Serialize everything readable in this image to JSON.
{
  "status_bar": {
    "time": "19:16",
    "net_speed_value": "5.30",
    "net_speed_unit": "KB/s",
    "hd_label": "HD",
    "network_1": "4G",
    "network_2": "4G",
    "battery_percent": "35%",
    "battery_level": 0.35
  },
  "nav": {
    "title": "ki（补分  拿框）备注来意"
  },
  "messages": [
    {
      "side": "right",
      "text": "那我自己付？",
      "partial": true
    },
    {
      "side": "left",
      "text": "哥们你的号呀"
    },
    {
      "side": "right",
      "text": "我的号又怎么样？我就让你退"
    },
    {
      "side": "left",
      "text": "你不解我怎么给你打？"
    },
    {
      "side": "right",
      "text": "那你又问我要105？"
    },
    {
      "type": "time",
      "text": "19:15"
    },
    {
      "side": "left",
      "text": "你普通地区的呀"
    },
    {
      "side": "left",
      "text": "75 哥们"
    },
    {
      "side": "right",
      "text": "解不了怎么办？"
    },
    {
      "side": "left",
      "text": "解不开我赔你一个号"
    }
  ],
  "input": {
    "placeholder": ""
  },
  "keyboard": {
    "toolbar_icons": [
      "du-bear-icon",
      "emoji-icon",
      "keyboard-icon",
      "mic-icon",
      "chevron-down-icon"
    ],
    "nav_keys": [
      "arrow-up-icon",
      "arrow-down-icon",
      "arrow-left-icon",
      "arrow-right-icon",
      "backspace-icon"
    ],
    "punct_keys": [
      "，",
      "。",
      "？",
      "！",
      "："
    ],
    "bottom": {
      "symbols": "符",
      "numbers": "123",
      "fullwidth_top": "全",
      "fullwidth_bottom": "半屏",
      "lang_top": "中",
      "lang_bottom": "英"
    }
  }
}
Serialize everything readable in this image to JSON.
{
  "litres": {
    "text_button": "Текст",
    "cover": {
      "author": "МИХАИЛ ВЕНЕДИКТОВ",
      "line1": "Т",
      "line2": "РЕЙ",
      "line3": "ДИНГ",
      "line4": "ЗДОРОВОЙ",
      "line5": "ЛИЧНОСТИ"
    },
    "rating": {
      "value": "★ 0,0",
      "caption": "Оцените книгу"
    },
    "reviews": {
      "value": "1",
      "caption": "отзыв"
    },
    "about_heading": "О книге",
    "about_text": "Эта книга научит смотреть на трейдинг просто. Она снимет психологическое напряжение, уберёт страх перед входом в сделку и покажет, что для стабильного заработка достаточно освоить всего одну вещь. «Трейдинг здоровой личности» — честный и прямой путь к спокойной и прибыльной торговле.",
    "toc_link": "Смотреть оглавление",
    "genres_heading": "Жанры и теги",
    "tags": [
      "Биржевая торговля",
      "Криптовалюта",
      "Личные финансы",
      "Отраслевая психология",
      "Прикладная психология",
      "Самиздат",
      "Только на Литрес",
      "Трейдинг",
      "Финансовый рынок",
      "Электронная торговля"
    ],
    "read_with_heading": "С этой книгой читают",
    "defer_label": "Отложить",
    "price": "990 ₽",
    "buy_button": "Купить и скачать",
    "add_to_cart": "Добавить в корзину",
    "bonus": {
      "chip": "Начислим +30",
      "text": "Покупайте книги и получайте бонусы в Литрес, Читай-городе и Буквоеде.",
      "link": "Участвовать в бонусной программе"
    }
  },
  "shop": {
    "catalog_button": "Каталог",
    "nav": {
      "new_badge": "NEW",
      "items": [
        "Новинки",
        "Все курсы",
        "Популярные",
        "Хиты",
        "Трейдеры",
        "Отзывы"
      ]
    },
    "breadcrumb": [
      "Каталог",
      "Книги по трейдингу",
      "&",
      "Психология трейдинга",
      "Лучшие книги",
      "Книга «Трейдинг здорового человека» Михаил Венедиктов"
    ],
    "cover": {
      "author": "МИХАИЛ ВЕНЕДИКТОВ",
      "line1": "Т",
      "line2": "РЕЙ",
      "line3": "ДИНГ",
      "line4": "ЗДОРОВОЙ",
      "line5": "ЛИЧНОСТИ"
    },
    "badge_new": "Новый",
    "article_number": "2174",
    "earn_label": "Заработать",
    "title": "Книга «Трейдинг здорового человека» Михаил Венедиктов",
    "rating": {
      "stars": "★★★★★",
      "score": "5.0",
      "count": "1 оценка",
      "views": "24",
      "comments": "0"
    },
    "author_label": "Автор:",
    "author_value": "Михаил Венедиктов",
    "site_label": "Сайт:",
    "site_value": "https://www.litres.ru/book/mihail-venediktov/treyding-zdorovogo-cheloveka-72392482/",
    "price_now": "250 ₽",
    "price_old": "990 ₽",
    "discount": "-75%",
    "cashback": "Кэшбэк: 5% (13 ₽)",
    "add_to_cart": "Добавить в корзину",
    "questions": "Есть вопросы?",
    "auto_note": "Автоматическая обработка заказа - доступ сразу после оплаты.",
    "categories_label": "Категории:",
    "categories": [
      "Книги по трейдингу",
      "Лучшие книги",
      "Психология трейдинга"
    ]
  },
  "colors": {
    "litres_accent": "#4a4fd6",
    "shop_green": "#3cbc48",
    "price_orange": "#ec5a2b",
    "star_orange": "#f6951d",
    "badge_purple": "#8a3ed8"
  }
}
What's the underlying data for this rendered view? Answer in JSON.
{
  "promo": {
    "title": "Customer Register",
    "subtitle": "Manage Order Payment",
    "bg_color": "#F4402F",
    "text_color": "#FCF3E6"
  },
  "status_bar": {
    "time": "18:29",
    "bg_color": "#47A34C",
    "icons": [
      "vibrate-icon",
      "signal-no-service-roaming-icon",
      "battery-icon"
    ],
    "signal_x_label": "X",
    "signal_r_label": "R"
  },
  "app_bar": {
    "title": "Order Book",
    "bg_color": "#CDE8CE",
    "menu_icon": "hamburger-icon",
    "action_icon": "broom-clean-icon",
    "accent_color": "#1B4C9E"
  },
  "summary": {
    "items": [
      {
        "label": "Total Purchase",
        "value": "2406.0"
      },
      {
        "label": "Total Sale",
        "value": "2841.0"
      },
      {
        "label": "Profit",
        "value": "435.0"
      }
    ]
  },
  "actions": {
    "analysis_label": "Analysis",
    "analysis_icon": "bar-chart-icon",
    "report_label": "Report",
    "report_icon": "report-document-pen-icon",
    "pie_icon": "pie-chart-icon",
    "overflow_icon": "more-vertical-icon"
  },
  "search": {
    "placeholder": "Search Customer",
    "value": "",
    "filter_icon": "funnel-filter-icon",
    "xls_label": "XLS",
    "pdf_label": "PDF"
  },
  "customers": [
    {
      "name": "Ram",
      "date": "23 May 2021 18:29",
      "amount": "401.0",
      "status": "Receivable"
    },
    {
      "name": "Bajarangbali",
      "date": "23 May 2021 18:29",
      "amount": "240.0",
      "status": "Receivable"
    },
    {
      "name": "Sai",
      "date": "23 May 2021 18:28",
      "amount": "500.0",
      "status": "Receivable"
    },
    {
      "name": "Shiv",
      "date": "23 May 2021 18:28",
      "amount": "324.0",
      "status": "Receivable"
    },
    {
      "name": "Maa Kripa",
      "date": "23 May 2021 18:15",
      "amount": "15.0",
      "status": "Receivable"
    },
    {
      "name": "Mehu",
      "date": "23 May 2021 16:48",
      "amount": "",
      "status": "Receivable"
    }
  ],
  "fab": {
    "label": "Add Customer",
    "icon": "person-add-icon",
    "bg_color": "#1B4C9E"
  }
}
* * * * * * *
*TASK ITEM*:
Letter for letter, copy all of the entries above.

*SOLUTION BELOW*:
Serialize everything readable in this image to JSON.
{
  "status_bar": {
    "time": "19:16",
    "net_speed_value": "5.30",
    "net_speed_unit": "KB/s",
    "hd_label": "HD",
    "network_1": "4G",
    "network_2": "4G",
    "battery_percent": "35%",
    "battery_level": 0.35
  },
  "nav": {
    "title": "ki（补分  拿框）备注来意"
  },
  "messages": [
    {
      "side": "right",
      "text": "那我自己付？",
      "partial": true
    },
    {
      "side": "left",
      "text": "哥们你的号呀"
    },
    {
      "side": "right",
      "text": "我的号又怎么样？我就让你退"
    },
    {
      "side": "left",
      "text": "你不解我怎么给你打？"
    },
    {
      "side": "right",
      "text": "那你又问我要105？"
    },
    {
      "type": "time",
      "text": "19:15"
    },
    {
      "side": "left",
      "text": "你普通地区的呀"
    },
    {
      "side": "left",
      "text": "75 哥们"
    },
    {
      "side": "right",
      "text": "解不了怎么办？"
    },
    {
      "side": "left",
      "text": "解不开我赔你一个号"
    }
  ],
  "input": {
    "placeholder": ""
  },
  "keyboard": {
    "toolbar_icons": [
      "du-bear-icon",
      "emoji-icon",
      "keyboard-icon",
      "mic-icon",
      "chevron-down-icon"
    ],
    "nav_keys": [
      "arrow-up-icon",
      "arrow-down-icon",
      "arrow-left-icon",
      "arrow-right-icon",
      "backspace-icon"
    ],
    "punct_keys": [
      "，",
      "。",
      "？",
      "！",
      "："
    ],
    "bottom": {
      "symbols": "符",
      "numbers": "123",
      "fullwidth_top": "全",
      "fullwidth_bottom": "半屏",
      "lang_top": "中",
      "lang_bottom": "英"
    }
  }
}
Serialize everything readable in this image to JSON.
{
  "litres": {
    "text_button": "Текст",
    "cover": {
      "author": "МИХАИЛ ВЕНЕДИКТОВ",
      "line1": "Т",
      "line2": "РЕЙ",
      "line3": "ДИНГ",
      "line4": "ЗДОРОВОЙ",
      "line5": "ЛИЧНОСТИ"
    },
    "rating": {
      "value": "★ 0,0",
      "caption": "Оцените книгу"
    },
    "reviews": {
      "value": "1",
      "caption": "отзыв"
    },
    "about_heading": "О книге",
    "about_text": "Эта книга научит смотреть на трейдинг просто. Она снимет психологическое напряжение, уберёт страх перед входом в сделку и покажет, что для стабильного заработка достаточно освоить всего одну вещь. «Трейдинг здоровой личности» — честный и прямой путь к спокойной и прибыльной торговле.",
    "toc_link": "Смотреть оглавление",
    "genres_heading": "Жанры и теги",
    "tags": [
      "Биржевая торговля",
      "Криптовалюта",
      "Личные финансы",
      "Отраслевая психология",
      "Прикладная психология",
      "Самиздат",
      "Только на Литрес",
      "Трейдинг",
      "Финансовый рынок",
      "Электронная торговля"
    ],
    "read_with_heading": "С этой книгой читают",
    "defer_label": "Отложить",
    "price": "990 ₽",
    "buy_button": "Купить и скачать",
    "add_to_cart": "Добавить в корзину",
    "bonus": {
      "chip": "Начислим +30",
      "text": "Покупайте книги и получайте бонусы в Литрес, Читай-городе и Буквоеде.",
      "link": "Участвовать в бонусной программе"
    }
  },
  "shop": {
    "catalog_button": "Каталог",
    "nav": {
      "new_badge": "NEW",
      "items": [
        "Новинки",
        "Все курсы",
        "Популярные",
        "Хиты",
        "Трейдеры",
        "Отзывы"
      ]
    },
    "breadcrumb": [
      "Каталог",
      "Книги по трейдингу",
      "&",
      "Психология трейдинга",
      "Лучшие книги",
      "Книга «Трейдинг здорового человека» Михаил Венедиктов"
    ],
    "cover": {
      "author": "МИХАИЛ ВЕНЕДИКТОВ",
      "line1": "Т",
      "line2": "РЕЙ",
      "line3": "ДИНГ",
      "line4": "ЗДОРОВОЙ",
      "line5": "ЛИЧНОСТИ"
    },
    "badge_new": "Новый",
    "article_number": "2174",
    "earn_label": "Заработать",
    "title": "Книга «Трейдинг здорового человека» Михаил Венедиктов",
    "rating": {
      "stars": "★★★★★",
      "score": "5.0",
      "count": "1 оценка",
      "views": "24",
      "comments": "0"
    },
    "author_label": "Автор:",
    "author_value": "Михаил Венедиктов",
    "site_label": "Сайт:",
    "site_value": "https://www.litres.ru/book/mihail-venediktov/treyding-zdorovogo-cheloveka-72392482/",
    "price_now": "250 ₽",
    "price_old": "990 ₽",
    "discount": "-75%",
    "cashback": "Кэшбэк: 5% (13 ₽)",
    "add_to_cart": "Добавить в корзину",
    "questions": "Есть вопросы?",
    "auto_note": "Автоматическая обработка заказа - доступ сразу после оплаты.",
    "categories_label": "Категории:",
    "categories": [
      "Книги по трейдингу",
      "Лучшие книги",
      "Психология трейдинга"
    ]
  },
  "colors": {
    "litres_accent": "#4a4fd6",
    "shop_green": "#3cbc48",
    "price_orange": "#ec5a2b",
    "star_orange": "#f6951d",
    "badge_purple": "#8a3ed8"
  }
}
What's the underlying data for this rendered view? Answer in JSON.
{
  "promo": {
    "title": "Customer Register",
    "subtitle": "Manage Order Payment",
    "bg_color": "#F4402F",
    "text_color": "#FCF3E6"
  },
  "status_bar": {
    "time": "18:29",
    "bg_color": "#47A34C",
    "icons": [
      "vibrate-icon",
      "signal-no-service-roaming-icon",
      "battery-icon"
    ],
    "signal_x_label": "X",
    "signal_r_label": "R"
  },
  "app_bar": {
    "title": "Order Book",
    "bg_color": "#CDE8CE",
    "menu_icon": "hamburger-icon",
    "action_icon": "broom-clean-icon",
    "accent_color": "#1B4C9E"
  },
  "summary": {
    "items": [
      {
        "label": "Total Purchase",
        "value": "2406.0"
      },
      {
        "label": "Total Sale",
        "value": "2841.0"
      },
      {
        "label": "Profit",
        "value": "435.0"
      }
    ]
  },
  "actions": {
    "analysis_label": "Analysis",
    "analysis_icon": "bar-chart-icon",
    "report_label": "Report",
    "report_icon": "report-document-pen-icon",
    "pie_icon": "pie-chart-icon",
    "overflow_icon": "more-vertical-icon"
  },
  "search": {
    "placeholder": "Search Customer",
    "value": "",
    "filter_icon": "funnel-filter-icon",
    "xls_label": "XLS",
    "pdf_label": "PDF"
  },
  "customers": [
    {
      "name": "Ram",
      "date": "23 May 2021 18:29",
      "amount": "401.0",
      "status": "Receivable"
    },
    {
      "name": "Bajarangbali",
      "date": "23 May 2021 18:29",
      "amount": "240.0",
      "status": "Receivable"
    },
    {
      "name": "Sai",
      "date": "23 May 2021 18:28",
      "amount": "500.0",
      "status": "Receivable"
    },
    {
      "name": "Shiv",
      "date": "23 May 2021 18:28",
      "amount": "324.0",
      "status": "Receivable"
    },
    {
      "name": "Maa Kripa",
      "date": "23 May 2021 18:15",
      "amount": "15.0",
      "status": "Receivable"
    },
    {
      "name": "Mehu",
      "date": "23 May 2021 16:48",
      "amount": "",
      "status": "Receivable"
    }
  ],
  "fab": {
    "label": "Add Customer",
    "icon": "person-add-icon",
    "bg_color": "#1B4C9E"
  }
}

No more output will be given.